WHAT YOU ARE ASKED TO DO
Only a number is wanted here: the number of lines of the data that include "content".

DATA

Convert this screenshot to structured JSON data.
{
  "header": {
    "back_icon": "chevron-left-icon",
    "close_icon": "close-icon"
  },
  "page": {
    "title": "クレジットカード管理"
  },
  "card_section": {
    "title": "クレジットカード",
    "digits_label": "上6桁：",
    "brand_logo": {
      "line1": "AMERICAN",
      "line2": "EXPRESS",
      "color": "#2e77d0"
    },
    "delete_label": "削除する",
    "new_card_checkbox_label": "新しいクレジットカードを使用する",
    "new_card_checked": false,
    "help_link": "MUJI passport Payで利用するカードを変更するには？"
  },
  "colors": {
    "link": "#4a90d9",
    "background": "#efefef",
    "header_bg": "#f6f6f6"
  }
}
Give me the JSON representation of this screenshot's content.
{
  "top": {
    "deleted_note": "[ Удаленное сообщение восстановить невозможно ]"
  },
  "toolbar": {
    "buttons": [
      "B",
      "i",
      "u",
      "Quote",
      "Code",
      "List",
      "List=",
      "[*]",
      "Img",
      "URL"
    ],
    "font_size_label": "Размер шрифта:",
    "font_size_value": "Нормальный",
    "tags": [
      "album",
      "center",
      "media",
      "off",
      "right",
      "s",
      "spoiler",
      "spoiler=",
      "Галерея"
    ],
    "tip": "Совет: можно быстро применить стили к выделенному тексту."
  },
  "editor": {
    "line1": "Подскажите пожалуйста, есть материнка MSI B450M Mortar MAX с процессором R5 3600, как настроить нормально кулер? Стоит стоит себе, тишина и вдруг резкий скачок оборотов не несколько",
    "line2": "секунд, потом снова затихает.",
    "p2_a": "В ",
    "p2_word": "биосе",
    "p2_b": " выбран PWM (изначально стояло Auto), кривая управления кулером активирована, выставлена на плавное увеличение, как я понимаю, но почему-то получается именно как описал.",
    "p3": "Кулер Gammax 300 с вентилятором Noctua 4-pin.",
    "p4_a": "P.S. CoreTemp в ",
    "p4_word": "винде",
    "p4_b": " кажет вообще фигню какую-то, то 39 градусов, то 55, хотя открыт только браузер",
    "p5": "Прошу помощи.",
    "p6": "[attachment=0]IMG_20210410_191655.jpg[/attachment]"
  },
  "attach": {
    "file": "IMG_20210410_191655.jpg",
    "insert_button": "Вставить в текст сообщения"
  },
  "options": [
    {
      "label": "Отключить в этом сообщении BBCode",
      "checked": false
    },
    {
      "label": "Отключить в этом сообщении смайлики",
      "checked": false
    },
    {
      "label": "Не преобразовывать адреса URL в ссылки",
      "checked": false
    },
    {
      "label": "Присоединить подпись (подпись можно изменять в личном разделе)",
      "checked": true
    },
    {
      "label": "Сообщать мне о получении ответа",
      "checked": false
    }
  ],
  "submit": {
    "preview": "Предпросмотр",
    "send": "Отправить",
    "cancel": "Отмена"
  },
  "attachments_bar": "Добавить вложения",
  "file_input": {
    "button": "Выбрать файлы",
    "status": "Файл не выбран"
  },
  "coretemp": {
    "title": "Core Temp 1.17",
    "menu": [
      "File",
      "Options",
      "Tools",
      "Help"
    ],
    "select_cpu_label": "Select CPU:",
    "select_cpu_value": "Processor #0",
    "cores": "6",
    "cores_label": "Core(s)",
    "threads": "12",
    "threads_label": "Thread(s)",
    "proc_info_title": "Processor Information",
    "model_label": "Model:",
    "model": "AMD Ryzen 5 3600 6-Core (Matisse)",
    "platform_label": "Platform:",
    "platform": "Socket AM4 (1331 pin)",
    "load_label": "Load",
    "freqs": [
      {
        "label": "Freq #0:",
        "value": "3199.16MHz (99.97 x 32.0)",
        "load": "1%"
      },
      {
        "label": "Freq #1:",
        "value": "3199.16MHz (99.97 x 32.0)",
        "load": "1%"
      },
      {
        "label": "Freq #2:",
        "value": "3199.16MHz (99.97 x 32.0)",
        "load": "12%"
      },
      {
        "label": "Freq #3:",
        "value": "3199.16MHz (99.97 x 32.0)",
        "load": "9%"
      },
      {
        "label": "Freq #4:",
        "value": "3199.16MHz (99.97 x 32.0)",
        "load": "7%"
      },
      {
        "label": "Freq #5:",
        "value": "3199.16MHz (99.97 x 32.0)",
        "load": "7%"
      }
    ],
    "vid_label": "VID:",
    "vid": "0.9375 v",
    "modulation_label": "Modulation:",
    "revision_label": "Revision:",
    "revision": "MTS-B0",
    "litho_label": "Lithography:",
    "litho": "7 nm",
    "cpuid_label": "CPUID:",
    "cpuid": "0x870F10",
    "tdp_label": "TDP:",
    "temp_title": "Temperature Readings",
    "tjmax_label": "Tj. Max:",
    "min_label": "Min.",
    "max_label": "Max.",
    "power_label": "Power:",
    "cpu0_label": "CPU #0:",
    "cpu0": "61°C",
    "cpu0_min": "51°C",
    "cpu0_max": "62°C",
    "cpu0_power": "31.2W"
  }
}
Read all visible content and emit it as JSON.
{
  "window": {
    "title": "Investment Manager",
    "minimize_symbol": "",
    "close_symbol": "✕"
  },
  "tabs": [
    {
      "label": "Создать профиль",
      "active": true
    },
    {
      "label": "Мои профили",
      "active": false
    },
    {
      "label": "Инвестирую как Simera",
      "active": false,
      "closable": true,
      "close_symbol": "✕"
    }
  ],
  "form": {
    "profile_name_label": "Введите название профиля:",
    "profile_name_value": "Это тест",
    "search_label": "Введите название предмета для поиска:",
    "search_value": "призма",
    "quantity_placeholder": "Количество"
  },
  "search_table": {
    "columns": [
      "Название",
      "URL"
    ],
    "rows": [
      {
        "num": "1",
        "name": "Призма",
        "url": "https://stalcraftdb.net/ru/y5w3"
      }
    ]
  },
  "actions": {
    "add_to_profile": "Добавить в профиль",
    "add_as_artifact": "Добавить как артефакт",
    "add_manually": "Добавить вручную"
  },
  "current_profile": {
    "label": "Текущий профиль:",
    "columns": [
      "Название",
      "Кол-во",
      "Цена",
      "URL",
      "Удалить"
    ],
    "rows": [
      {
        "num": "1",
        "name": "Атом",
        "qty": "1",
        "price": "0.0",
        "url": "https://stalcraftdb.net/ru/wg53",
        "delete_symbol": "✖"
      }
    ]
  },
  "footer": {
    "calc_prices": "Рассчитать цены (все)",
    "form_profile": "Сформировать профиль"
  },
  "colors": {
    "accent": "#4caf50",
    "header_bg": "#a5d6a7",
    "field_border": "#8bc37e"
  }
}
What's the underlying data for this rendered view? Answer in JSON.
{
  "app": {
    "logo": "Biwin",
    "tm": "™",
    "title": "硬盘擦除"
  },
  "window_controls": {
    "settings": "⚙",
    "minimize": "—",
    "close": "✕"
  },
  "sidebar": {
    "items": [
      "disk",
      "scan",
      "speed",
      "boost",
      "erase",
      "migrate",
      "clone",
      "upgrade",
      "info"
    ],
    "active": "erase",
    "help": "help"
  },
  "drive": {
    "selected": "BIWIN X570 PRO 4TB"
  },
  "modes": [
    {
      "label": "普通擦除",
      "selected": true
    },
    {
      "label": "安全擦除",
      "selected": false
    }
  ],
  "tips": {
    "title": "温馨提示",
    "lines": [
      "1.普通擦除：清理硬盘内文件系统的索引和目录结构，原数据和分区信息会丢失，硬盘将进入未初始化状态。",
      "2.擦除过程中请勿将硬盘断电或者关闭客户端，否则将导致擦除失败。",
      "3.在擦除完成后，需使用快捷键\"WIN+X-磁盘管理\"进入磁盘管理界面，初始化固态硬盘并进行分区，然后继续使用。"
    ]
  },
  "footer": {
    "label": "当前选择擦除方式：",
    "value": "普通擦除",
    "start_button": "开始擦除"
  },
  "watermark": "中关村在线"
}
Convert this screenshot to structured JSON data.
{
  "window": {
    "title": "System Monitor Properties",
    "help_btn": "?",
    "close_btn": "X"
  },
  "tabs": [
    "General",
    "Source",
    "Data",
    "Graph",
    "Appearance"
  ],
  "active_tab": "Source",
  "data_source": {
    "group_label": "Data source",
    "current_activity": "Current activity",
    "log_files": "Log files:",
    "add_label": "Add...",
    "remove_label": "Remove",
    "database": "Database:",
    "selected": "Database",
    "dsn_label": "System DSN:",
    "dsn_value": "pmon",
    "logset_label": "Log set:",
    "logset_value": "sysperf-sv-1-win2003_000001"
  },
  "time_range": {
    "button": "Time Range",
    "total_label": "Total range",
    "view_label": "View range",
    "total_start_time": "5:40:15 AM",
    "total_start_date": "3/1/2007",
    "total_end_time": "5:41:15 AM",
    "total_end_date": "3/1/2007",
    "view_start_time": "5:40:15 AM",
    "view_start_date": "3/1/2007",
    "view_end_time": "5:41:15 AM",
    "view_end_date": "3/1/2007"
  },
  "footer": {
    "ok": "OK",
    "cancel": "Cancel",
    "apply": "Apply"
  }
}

RESPONSE
2